Exactly as written, set down every entry once more.
--- Records for this task ---
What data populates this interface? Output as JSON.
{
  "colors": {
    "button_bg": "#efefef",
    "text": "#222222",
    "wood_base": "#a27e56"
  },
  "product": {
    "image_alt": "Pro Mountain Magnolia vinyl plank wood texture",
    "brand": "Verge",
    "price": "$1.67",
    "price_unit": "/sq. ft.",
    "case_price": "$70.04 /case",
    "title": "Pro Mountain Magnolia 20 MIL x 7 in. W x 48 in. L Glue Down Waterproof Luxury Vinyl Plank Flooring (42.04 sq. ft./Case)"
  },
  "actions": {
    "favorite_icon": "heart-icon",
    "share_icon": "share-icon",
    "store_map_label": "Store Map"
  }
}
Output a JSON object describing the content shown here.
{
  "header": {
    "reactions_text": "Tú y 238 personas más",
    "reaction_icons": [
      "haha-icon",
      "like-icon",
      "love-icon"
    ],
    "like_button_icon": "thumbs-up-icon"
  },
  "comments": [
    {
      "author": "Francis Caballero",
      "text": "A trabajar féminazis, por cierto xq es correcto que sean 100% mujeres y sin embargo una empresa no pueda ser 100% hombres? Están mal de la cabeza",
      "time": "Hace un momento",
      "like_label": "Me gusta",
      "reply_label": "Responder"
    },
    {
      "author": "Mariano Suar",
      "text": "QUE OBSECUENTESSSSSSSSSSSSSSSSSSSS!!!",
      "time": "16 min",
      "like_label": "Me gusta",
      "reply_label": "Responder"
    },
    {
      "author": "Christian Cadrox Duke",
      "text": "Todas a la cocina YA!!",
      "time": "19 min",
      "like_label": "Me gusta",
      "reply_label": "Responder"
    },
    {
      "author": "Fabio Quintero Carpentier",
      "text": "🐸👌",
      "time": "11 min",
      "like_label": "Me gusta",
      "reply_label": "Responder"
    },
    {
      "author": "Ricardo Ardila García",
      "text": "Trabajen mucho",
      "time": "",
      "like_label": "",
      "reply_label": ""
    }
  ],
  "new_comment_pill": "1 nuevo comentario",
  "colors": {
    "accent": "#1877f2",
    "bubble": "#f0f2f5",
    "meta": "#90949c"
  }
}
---
» **Solved exercise**:
What data populates this interface? Output as JSON.
{
  "colors": {
    "button_bg": "#efefef",
    "text": "#222222",
    "wood_base": "#a27e56"
  },
  "product": {
    "image_alt": "Pro Mountain Magnolia vinyl plank wood texture",
    "brand": "Verge",
    "price": "$1.67",
    "price_unit": "/sq. ft.",
    "case_price": "$70.04 /case",
    "title": "Pro Mountain Magnolia 20 MIL x 7 in. W x 48 in. L Glue Down Waterproof Luxury Vinyl Plank Flooring (42.04 sq. ft./Case)"
  },
  "actions": {
    "favorite_icon": "heart-icon",
    "share_icon": "share-icon",
    "store_map_label": "Store Map"
  }
}
Output a JSON object describing the content shown here.
{
  "header": {
    "reactions_text": "Tú y 238 personas más",
    "reaction_icons": [
      "haha-icon",
      "like-icon",
      "love-icon"
    ],
    "like_button_icon": "thumbs-up-icon"
  },
  "comments": [
    {
      "author": "Francis Caballero",
      "text": "A trabajar féminazis, por cierto xq es correcto que sean 100% mujeres y sin embargo una empresa no pueda ser 100% hombres? Están mal de la cabeza",
      "time": "Hace un momento",
      "like_label": "Me gusta",
      "reply_label": "Responder"
    },
    {
      "author": "Mariano Suar",
      "text": "QUE OBSECUENTESSSSSSSSSSSSSSSSSSSS!!!",
      "time": "16 min",
      "like_label": "Me gusta",
      "reply_label": "Responder"
    },
    {
      "author": "Christian Cadrox Duke",
      "text": "Todas a la cocina YA!!",
      "time": "19 min",
      "like_label": "Me gusta",
      "reply_label": "Responder"
    },
    {
      "author": "Fabio Quintero Carpentier",
      "text": "🐸👌",
      "time": "11 min",
      "like_label": "Me gusta",
      "reply_label": "Responder"
    },
    {
      "author": "Ricardo Ardila García",
      "text": "Trabajen mucho",
      "time": "",
      "like_label": "",
      "reply_label": ""
    }
  ],
  "new_comment_pill": "1 nuevo comentario",
  "colors": {
    "accent": "#1877f2",
    "bubble": "#f0f2f5",
    "meta": "#90949c"
  }
}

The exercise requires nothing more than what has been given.